*** Source data ***

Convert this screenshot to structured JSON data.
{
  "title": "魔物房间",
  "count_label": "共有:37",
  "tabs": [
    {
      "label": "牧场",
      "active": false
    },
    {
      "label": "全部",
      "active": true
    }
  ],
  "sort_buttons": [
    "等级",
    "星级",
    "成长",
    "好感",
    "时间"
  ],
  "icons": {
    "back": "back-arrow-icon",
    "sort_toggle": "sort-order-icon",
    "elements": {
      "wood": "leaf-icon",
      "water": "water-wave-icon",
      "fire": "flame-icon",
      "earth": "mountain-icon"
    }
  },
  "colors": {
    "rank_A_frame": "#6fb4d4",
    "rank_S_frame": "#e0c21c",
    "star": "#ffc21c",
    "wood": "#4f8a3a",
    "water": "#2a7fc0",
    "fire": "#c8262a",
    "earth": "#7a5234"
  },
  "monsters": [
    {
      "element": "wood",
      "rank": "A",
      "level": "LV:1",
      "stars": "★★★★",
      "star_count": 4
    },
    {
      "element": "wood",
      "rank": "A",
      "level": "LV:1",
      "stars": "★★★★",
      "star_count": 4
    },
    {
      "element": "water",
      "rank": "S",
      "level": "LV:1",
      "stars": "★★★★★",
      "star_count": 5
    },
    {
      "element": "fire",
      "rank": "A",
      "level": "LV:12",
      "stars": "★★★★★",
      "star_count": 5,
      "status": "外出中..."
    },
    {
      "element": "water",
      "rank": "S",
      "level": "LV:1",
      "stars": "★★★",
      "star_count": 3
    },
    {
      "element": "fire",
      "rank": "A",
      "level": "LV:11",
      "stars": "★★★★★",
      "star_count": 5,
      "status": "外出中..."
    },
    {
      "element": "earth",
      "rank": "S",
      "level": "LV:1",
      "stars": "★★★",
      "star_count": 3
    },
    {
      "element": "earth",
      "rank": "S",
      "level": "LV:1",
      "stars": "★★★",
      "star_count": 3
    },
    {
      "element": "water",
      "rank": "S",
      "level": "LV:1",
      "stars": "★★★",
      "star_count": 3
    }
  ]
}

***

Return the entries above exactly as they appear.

• _Solution below_:
Convert this screenshot to structured JSON data.
{
  "title": "魔物房间",
  "count_label": "共有:37",
  "tabs": [
    {
      "label": "牧场",
      "active": false
    },
    {
      "label": "全部",
      "active": true
    }
  ],
  "sort_buttons": [
    "等级",
    "星级",
    "成长",
    "好感",
    "时间"
  ],
  "icons": {
    "back": "back-arrow-icon",
    "sort_toggle": "sort-order-icon",
    "elements": {
      "wood": "leaf-icon",
      "water": "water-wave-icon",
      "fire": "flame-icon",
      "earth": "mountain-icon"
    }
  },
  "colors": {
    "rank_A_frame": "#6fb4d4",
    "rank_S_frame": "#e0c21c",
    "star": "#ffc21c",
    "wood": "#4f8a3a",
    "water": "#2a7fc0",
    "fire": "#c8262a",
    "earth": "#7a5234"
  },
  "monsters": [
    {
      "element": "wood",
      "rank": "A",
      "level": "LV:1",
      "stars": "★★★★",
      "star_count": 4
    },
    {
      "element": "wood",
      "rank": "A",
      "level": "LV:1",
      "stars": "★★★★",
      "star_count": 4
    },
    {
      "element": "water",
      "rank": "S",
      "level": "LV:1",
      "stars": "★★★★★",
      "star_count": 5
    },
    {
      "element": "fire",
      "rank": "A",
      "level": "LV:12",
      "stars": "★★★★★",
      "star_count": 5,
      "status": "外出中..."
    },
    {
      "element": "water",
      "rank": "S",
      "level": "LV:1",
      "stars": "★★★",
      "star_count": 3
    },
    {
      "element": "fire",
      "rank": "A",
      "level": "LV:11",
      "stars": "★★★★★",
      "star_count": 5,
      "status": "外出中..."
    },
    {
      "element": "earth",
      "rank": "S",
      "level": "LV:1",
      "stars": "★★★",
      "star_count": 3
    },
    {
      "element": "earth",
      "rank": "S",
      "level": "LV:1",
      "stars": "★★★",
      "star_count": 3
    },
    {
      "element": "water",
      "rank": "S",
      "level": "LV:1",
      "stars": "★★★",
      "star_count": 3
    }
  ]
}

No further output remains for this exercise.